This exercise requires every record to be repeated exactly.

RECORDS SUPPLIED:
■ ■ ■ ■ ■ ■ ■

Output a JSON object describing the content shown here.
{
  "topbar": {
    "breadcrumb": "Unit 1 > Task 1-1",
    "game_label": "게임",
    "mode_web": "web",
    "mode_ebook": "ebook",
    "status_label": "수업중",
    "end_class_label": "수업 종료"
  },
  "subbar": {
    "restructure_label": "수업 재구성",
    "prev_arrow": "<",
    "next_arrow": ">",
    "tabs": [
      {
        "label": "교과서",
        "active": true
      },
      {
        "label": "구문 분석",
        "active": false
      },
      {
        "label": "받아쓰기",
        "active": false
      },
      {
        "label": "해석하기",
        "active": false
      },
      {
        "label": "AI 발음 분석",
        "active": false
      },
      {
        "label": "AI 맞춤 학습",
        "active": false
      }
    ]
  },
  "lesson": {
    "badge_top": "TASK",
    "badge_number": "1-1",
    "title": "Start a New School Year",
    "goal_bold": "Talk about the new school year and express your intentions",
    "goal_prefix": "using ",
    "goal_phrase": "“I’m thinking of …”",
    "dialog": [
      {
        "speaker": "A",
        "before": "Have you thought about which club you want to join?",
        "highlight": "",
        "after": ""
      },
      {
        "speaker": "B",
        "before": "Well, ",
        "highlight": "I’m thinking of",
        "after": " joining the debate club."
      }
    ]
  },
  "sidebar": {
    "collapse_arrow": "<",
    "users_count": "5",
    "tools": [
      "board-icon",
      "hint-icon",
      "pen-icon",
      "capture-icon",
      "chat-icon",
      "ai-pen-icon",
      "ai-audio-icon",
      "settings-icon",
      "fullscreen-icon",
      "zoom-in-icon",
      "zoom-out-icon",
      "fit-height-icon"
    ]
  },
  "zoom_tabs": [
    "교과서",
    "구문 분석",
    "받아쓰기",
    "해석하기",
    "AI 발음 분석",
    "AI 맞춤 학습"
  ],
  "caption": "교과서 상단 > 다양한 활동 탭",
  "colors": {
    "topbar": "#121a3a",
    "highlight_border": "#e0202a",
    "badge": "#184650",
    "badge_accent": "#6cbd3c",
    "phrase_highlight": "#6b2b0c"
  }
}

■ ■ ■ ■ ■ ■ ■

ANSWER SECTION:
Output a JSON object describing the content shown here.
{
  "topbar": {
    "breadcrumb": "Unit 1 > Task 1-1",
    "game_label": "게임",
    "mode_web": "web",
    "mode_ebook": "ebook",
    "status_label": "수업중",
    "end_class_label": "수업 종료"
  },
  "subbar": {
    "restructure_label": "수업 재구성",
    "prev_arrow": "<",
    "next_arrow": ">",
    "tabs": [
      {
        "label": "교과서",
        "active": true
      },
      {
        "label": "구문 분석",
        "active": false
      },
      {
        "label": "받아쓰기",
        "active": false
      },
      {
        "label": "해석하기",
        "active": false
      },
      {
        "label": "AI 발음 분석",
        "active": false
      },
      {
        "label": "AI 맞춤 학습",
        "active": false
      }
    ]
  },
  "lesson": {
    "badge_top": "TASK",
    "badge_number": "1-1",
    "title": "Start a New School Year",
    "goal_bold": "Talk about the new school year and express your intentions",
    "goal_prefix": "using ",
    "goal_phrase": "“I’m thinking of …”",
    "dialog": [
      {
        "speaker": "A",
        "before": "Have you thought about which club you want to join?",
        "highlight": "",
        "after": ""
      },
      {
        "speaker": "B",
        "before": "Well, ",
        "highlight": "I’m thinking of",
        "after": " joining the debate club."
      }
    ]
  },
  "sidebar": {
    "collapse_arrow": "<",
    "users_count": "5",
    "tools": [
      "board-icon",
      "hint-icon",
      "pen-icon",
      "capture-icon",
      "chat-icon",
      "ai-pen-icon",
      "ai-audio-icon",
      "settings-icon",
      "fullscreen-icon",
      "zoom-in-icon",
      "zoom-out-icon",
      "fit-height-icon"
    ]
  },
  "zoom_tabs": [
    "교과서",
    "구문 분석",
    "받아쓰기",
    "해석하기",
    "AI 발음 분석",
    "AI 맞춤 학습"
  ],
  "caption": "교과서 상단 > 다양한 활동 탭",
  "colors": {
    "topbar": "#121a3a",
    "highlight_border": "#e0202a",
    "badge": "#184650",
    "badge_accent": "#6cbd3c",
    "phrase_highlight": "#6b2b0c"
  }
}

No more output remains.